Copyright Notice

Copyright (c) 2019 IETF Trust and the persons identified as the document authors. All rights reserved.

This document is subject to BCP 78 and the IETF Trust's Legal Provisions Relating to IETF Documents (https://trustee.ietf.org/license-info) in effect on the date of publication of this document. Please review these documents carefully, as they describe your rights and restrictions with respect to this document. Code Components extracted from this document must include Simplified BSD License text as described in Section 4.e of the Trust Legal Provisions and are provided without warranty as described in the Simplified BSD License.

Table of Contents

1. Terminology

The key words "MUST", "MUST NOT", "REQUIRED", "SHALL", "SHALL NOT", "SHOULD", "SHOULD NOT", "RECOMMENDED", "MAY", and "OPTIONAL" in this document are to be interpreted as described in RFC 2119.

2. DIASER Protocol and IETF Protocols

The DIASER protocol does this and that with a Traffic Lights controller - it is an Application Layer protocol. DIASER can be transported over UDP and over IP. The DIASER specification is available at a cost from AFNOR, on the World Wide Web. The DIASER specification does not describe the mechanism to compute the checksum 'BCC' (Byte Control Character). There exist several verbal (oral) versions of this mechanism: to cover or not to cover the STX (Start of Text), or the ETX (End of Text). Studying some implementations of a particular controller (Aximum) and packet dumps from independent sources, lead to a possibility to reverse engineer the specification of the checksum calculation of DIASER.

The DIASER protocol is an application layer protocol. Initially it was designed to run on serial lines like RS-232. Later on it was put on UDP (User Datagram Protocol). The UDP protocol is an IETF protocol. Running DIASER over UDP over IP is a great fact; contrary to RS-232, it allows to query a Traffic Lights Controller from a remote 'Poste de Commande et Control', and further from any other point in the Internet; second, it allows to query the controller over the future generation of Internet Protocol namely IPv6; thirdly, it allows to query the controller from nearby like an autonomous shuttle, with lower latency communications, thus supporting higher autonomous shuttle speeds; fourthly, it is easy to secure - rely on numerous security tools for software (IPsec, VPN) widely available and enjoy trust developped by Certificate Authorities and Let's Encrypt.

IETF has its own way to specify a checksum. UDP, ICMP and other IETF protocols use a unique kind of checksum, which is specified in a particular RFC. It is clear that the RFC checksum is different from the DIASER checksum, at least because it involves also a notion of complement (not just XOR).

3. Checksum

The DIASER checksum is independent of the checksum field in the UDP header preceding the DIASER payload.

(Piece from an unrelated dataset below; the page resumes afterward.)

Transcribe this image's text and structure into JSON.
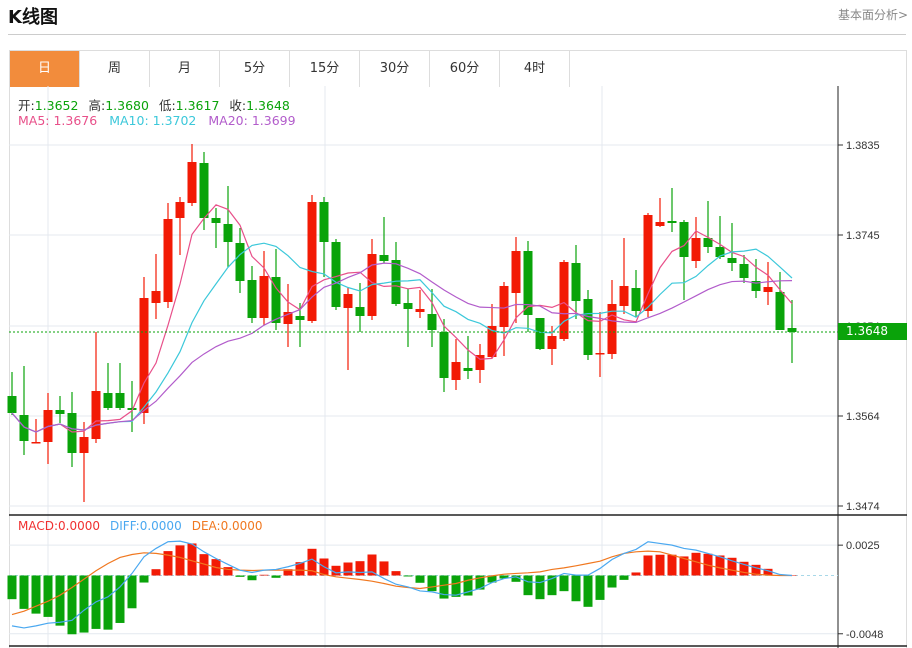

In a DIASER/UDP packet there are two checksums: the DIASER checksum and the UDP checksum.

The DIASER checksum is an exclusive or operation (XOR) performed sequentially on the DIASER command; the bytes are read from left to right; the STX character is not read; the ETX character is read.

A python implementation of the DIASER checksum is the following. Note the use of '^' operator for XOR and the 'for' iteration on each byte. Note that only ETX is covered by the checksum, not the STX.

#!/usr/bin/env python
# Mariama for CEA

# packet is 'Ck03G00G01G02G03G04G05G06G07G08*********|ETX'
checksum = 0
for el in packet:
    checksum ^= ord(el)
print hex(checksum)
# code snippet found on 'stack overflow' on April 25th, 2019; and
# adapted for DIASER.

Figure 1: Code snippet for DIASER Checksum

4. Security Considerations

Wrongly calculating a checksum may lead to security risks.

5. IANA Considerations

no request.

6. Contributors


7. Acknowledgements


8. Normative References

[RFC2119] Bradner, S., "Key words for use in RFCs to Indicate Requirement Levels", BCP 14, RFC 2119, DOI 10.17487/RFC2119, March 1997.

Appendix A. ChangeLog

The changes are listed in reverse chronological order, most recent changes appearing at the top of the list.

Authors' Addresses

Alexandre Petrescu CEA, LIST CEA Saclay Gif-sur-Yvette , Ile-de-France 91190 France Phone: +33169089223 EMail: Alexandre.Petrescu@cea.fr
Mariama Sarr CEA, LIST CEA Saclay Gif-sur-Yvette , Ile-de-France 91190 France Phone: +phone EMail: Mariama.Sarr@cea.fr